This September, however, is rapidly breaking that mold. This September will be a month worthy of over-caffeinating and losing sleep. You won’t want to miss this September. By the end of this month, the United States may have drastically altered its foreign intervention policy for decades to come. The decision upon which this alteration depends will strain an already precarious relationship between the president and Congress. The decision is already doing strange things to our country’s major parties. It is redrawing loyalty lines. In long-term effects, this alteration will impact the next couple presidential elections; it will impact which members of Congress are re-elected; it will impact our country’s international presence. The decision is, of course, whether or not Congress will authorize the president’s proposed military strike against Syria, a strike he believes is a necessary response to the Syrian government’s alleged use of chemical weapons in an attack they carried out against rebel citizens that ended in the deaths of hundreds of innocent Syrian citizens.
Now, typically the Trinitonian covers issues that affect Trinity students on a more obvious and daily basis. This week, however, we decided to follow the example set by the month and break out of our mold.

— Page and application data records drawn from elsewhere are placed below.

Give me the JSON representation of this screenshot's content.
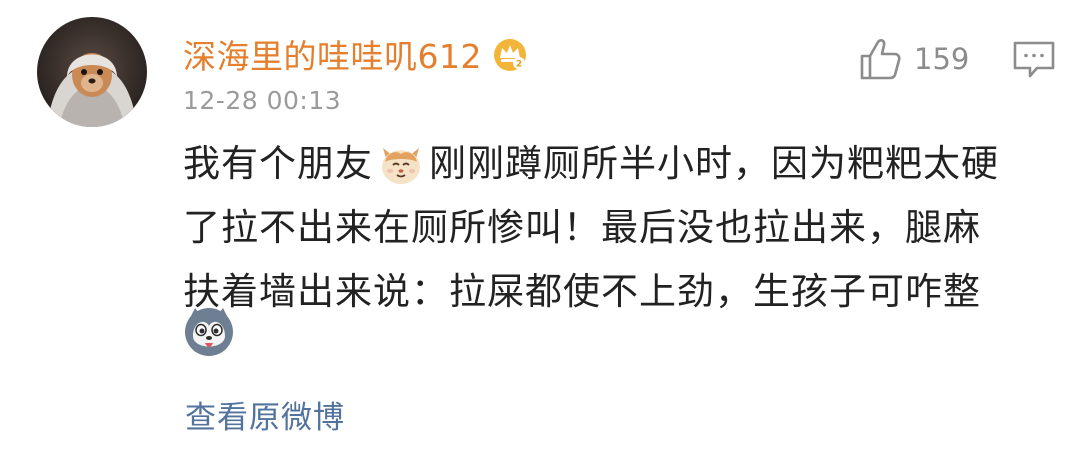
{
  "comment": {
    "username": "深海里的哇哇叽612",
    "timestamp": "12-28 00:13",
    "like_count": "159",
    "text_lines": [
      {
        "before": "我有个朋友",
        "emoji": "cat-face-icon",
        "after": "刚刚蹲厕所半小时，因为粑粑太硬"
      },
      {
        "text": "了拉不出来在厕所惨叫！最后没也拉出来，腿麻"
      },
      {
        "text": "扶着墙出来说：拉屎都使不上劲，生孩子可咋整"
      }
    ],
    "trailing_emoji": "husky-face-icon",
    "view_original_label": "查看原微博"
  },
  "icons": {
    "vip": "crown-icon",
    "like": "thumbs-up-icon",
    "reply": "comment-bubble-icon"
  },
  "colors": {
    "username": "#e57f2d",
    "timestamp": "#9b9b9b",
    "text": "#222222",
    "link": "#52739e",
    "icon_gray": "#8c8c8c"
  }
}
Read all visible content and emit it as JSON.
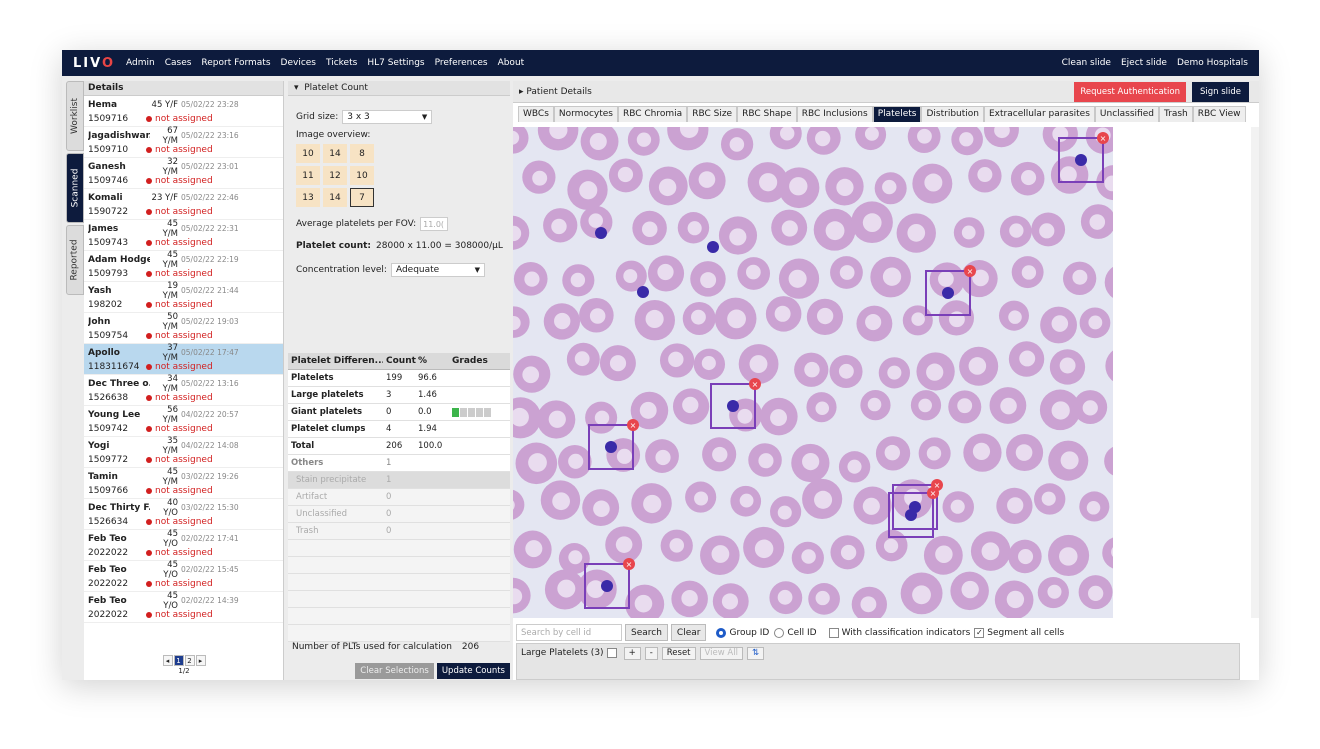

Also, we believe that this issue jives quite well with an article written by our A&E editor that ran in last week’s paper titled “In Defense of Millennials.” In the article, Megan Hageney, the aforementioned A&E editor, takes on the numerous stereotypes bestowed upon our generation by members of older generations. Specifically, Hageney takes on the accusation that Millennials are disconnected from the world outside of their smart phones and social media. The situation in Syria and the subsequent decision resting upon our government’s shoulders is the perfect opportunity for our generation to prove that we are more than a pack of Instagrammers who can text at speeds that are truly staggering (and inspiring). Whatever decision our government comes to regarding the military strike, it will be our lives that are impacted. As the future of this nation, we have a right and a responsibility to shape the future into something to be proud of.
Right now, the question and main focus of this issue is not which side you support, but rather, the question is how you are expressing that support. Educate yourself: read, ask, discuss. And, for goodness sake, stay awake this September.